WHAT TO DO: Keep every line in which "JSON" occurs and drop the rest of the data.

----- EXERCISE INPUTS

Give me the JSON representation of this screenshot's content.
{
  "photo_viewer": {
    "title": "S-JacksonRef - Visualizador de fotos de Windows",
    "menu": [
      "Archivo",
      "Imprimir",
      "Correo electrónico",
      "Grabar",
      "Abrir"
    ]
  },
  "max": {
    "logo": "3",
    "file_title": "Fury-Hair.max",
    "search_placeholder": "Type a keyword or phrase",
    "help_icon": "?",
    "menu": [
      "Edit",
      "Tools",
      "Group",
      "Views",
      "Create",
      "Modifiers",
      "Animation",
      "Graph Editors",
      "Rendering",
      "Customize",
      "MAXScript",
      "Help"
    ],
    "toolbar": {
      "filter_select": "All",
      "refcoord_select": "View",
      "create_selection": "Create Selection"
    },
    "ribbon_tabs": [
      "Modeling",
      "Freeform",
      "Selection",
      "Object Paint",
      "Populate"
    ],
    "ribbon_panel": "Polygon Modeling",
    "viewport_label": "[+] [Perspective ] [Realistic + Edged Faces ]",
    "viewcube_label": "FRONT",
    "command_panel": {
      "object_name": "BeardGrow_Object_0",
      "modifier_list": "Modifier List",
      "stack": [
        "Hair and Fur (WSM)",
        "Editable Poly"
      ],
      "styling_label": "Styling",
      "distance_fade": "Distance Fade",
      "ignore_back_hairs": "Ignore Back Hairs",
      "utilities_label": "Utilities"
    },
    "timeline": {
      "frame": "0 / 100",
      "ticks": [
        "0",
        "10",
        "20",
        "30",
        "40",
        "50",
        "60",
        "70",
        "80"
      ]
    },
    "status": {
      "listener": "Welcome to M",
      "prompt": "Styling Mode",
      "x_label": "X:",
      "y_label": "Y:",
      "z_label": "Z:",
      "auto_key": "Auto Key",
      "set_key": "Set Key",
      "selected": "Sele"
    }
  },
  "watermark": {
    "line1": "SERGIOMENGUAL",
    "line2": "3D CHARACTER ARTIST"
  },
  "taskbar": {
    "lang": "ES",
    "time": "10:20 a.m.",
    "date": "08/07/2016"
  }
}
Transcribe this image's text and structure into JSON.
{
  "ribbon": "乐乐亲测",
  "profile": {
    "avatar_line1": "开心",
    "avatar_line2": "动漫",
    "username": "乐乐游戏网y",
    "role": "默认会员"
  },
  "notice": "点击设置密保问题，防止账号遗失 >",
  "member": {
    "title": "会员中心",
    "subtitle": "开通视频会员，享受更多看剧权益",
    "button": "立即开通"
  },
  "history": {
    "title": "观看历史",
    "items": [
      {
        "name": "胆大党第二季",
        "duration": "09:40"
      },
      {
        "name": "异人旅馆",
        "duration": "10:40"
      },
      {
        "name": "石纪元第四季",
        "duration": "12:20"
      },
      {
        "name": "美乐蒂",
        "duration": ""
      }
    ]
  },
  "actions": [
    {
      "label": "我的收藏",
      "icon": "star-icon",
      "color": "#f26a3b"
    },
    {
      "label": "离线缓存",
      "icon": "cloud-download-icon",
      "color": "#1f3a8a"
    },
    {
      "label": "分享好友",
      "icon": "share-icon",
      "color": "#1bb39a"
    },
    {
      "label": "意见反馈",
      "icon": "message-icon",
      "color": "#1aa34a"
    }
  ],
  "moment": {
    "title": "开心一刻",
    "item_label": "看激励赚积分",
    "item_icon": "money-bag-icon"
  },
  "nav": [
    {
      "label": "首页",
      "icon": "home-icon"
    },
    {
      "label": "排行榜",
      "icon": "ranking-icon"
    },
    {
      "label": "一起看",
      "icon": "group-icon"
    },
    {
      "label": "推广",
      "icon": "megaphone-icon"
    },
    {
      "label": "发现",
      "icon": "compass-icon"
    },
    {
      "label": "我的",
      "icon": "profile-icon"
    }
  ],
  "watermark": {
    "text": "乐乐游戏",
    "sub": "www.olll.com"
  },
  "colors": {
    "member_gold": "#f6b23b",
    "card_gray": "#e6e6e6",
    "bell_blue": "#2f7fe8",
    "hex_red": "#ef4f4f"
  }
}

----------

SOLUTION TO THIS PROBLEM:
Give me the JSON representation of this screenshot's content.
Transcribe this image's text and structure into JSON.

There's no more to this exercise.